The document requested payment for “pork kidney and shoulder, as well as 12 pizzas for Christmas, and some chickens and 12 pizzas for Easter.”

We can’t be sure if the word pizza represented the same type of food it does today. But considering the document is from Southern Italy, we have reasons to believe it absolutely does. 

Is China the Pizza Birthplace?

You may have heard that China is the pizza birthplace. The well-known story claims that both pizza and pasta originate from China. As the legend says, the famous explorer Marco Polo was the one who brought the idea to Italy.

On one of his journeys to the East, Polo tried a dish named “cong you bing,” which is, essentially, spring onion pancakes. The dish was full of cheese and a few other ingredients; it impressed the explorer quite a bit.

After making his way home, Marco tried to recreate the dish with the help of the best chefs he could find. Unfortunately, all of their attempts failed. Marco then recommended that they arrange the ingredients on top of the dough. And that’s how the first pizza was made.

Sorry to burst your bubble if you like that story; everything points to it being only a myth.

Was Pizza a Dish for the Poor?

Many dishes we love today began their stories as meals for the poor. We believe that pizza has had a similar journey.

During the early 1800s, the working class made up most of Naples – the poor lazzaroni. They needed a cheap meal that could be consumed quickly and relied on street vendors to provide that.

These folks served flatbreads with cheese and other ingredients, and many people believe they are the origin of pizza.

However, pizza wasn’t that well-accepted worldwide at the beginning. 

The authors from this time claimed that the eating habits of the lazzaroni were “disgusting.”

The Queen of Pizza

Many call Margerita the queen of all pizzas, and if you don’t know the story, you’ll hear the reasoning behind it now.

Twenty-eight years after Italy was unified, in 1889, Queen Margherita visited Naples. Then, she did what we all do when we find ourselves in Naples – order a pizza.

Chef Raffaele Esposito wanted to create a dish that looked like the Italian flag and its colors.

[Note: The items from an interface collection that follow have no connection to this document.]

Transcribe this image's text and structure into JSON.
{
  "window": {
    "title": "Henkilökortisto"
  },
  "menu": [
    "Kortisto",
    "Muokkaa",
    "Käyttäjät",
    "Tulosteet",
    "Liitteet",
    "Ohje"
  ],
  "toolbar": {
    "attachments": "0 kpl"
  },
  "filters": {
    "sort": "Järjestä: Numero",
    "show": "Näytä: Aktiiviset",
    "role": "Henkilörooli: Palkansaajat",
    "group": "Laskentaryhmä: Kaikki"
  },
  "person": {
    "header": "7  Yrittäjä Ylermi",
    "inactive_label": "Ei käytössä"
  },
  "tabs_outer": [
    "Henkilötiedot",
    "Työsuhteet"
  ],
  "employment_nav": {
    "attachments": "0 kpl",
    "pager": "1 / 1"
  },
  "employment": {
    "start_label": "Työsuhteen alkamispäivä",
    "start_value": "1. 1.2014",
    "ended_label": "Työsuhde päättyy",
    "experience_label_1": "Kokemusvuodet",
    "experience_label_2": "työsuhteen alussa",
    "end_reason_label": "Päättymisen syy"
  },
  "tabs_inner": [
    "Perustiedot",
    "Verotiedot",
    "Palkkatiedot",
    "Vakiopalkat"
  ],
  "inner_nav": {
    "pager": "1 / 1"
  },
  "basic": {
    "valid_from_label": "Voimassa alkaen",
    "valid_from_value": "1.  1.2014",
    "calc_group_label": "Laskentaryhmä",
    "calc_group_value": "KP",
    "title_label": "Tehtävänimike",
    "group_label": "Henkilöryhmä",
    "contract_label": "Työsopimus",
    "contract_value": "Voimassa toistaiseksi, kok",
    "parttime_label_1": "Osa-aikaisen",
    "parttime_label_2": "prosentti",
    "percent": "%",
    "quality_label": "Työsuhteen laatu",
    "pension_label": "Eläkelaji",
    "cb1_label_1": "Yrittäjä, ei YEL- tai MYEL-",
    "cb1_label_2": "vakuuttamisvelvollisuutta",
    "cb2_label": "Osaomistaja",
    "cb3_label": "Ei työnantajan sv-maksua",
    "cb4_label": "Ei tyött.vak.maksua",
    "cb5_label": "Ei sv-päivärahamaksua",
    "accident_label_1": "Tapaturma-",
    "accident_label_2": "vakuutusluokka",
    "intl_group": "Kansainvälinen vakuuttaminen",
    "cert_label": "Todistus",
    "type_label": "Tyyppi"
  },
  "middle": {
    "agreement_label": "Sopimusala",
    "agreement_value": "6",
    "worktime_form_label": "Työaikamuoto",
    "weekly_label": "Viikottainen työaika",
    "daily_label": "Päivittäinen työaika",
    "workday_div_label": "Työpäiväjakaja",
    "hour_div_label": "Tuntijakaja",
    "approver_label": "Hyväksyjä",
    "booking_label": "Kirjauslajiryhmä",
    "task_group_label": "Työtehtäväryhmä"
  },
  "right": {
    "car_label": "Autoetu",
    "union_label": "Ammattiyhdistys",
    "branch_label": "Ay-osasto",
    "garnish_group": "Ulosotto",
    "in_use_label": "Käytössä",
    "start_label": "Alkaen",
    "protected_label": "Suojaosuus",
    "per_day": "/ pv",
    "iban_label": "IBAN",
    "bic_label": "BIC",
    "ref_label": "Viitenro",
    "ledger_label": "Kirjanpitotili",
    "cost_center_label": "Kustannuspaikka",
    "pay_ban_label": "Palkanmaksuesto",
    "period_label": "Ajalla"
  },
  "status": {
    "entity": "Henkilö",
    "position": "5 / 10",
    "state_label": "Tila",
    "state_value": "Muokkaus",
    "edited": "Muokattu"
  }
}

So, he and his wife made a pizza with red (tomato sauce), white (mozzarella), and green color (basil). 

They called the pizza after the queen, and Margherita pizza sprang into existence.

Other sources claim that this type of pie existed even before the queen’s order.  

The book Customs and Traditions of Naples by Francesco DeBouchard traces the origins of this type of pizza back to 1866. 

Pizza Rules

Nowadays, all sorts of pizzas exist. We have deep dish variations, Chicago style, thin and thick crust, even sweet versions, and pretty much anything you can imagine has been put on a pie by now. 

However, there are certain pizza rules most of these variations don’t follow.

Associazione Verace Pizza Napoletana was set up in 1984, and its role is to protect pizza in its purest form. That’s why they have specific rules about what a pizza is and how it should be prepared.

For example, one of the rules is that the pizza can only be a Margherita or a Marinara. The radius can never be over 35 centimeters, and the pie must be prepared in a wood-burning oven.

It would be best if you always used a particular flour – type 0 or type 00.

So next time you go for something crazy like pineapple pizza, remember all the rules you’re breaking.

When Did Pizza Arrive in the United States?

Now, pizza is probably the favorite food of most Americans. But, it took some time for it to find its way to the states.

Neapolitans enjoyed the recipe in the 1800s, but it wasn’t until the late 19th century that it began to spread worldwide.

Italian immigrants started moving to the US and brought pizza and their cooking skills. In the beginning, only the immigrants enjoyed the flavors of pizza, but after a while, the epidemic spread.

Visit Mi’talia

To try the best pizza Miami has to offer, make your way to Mi’talia. Many places claim they have the best Italian food in the city, but only by visiting and trying the dishes will you be 100% sure of those claims.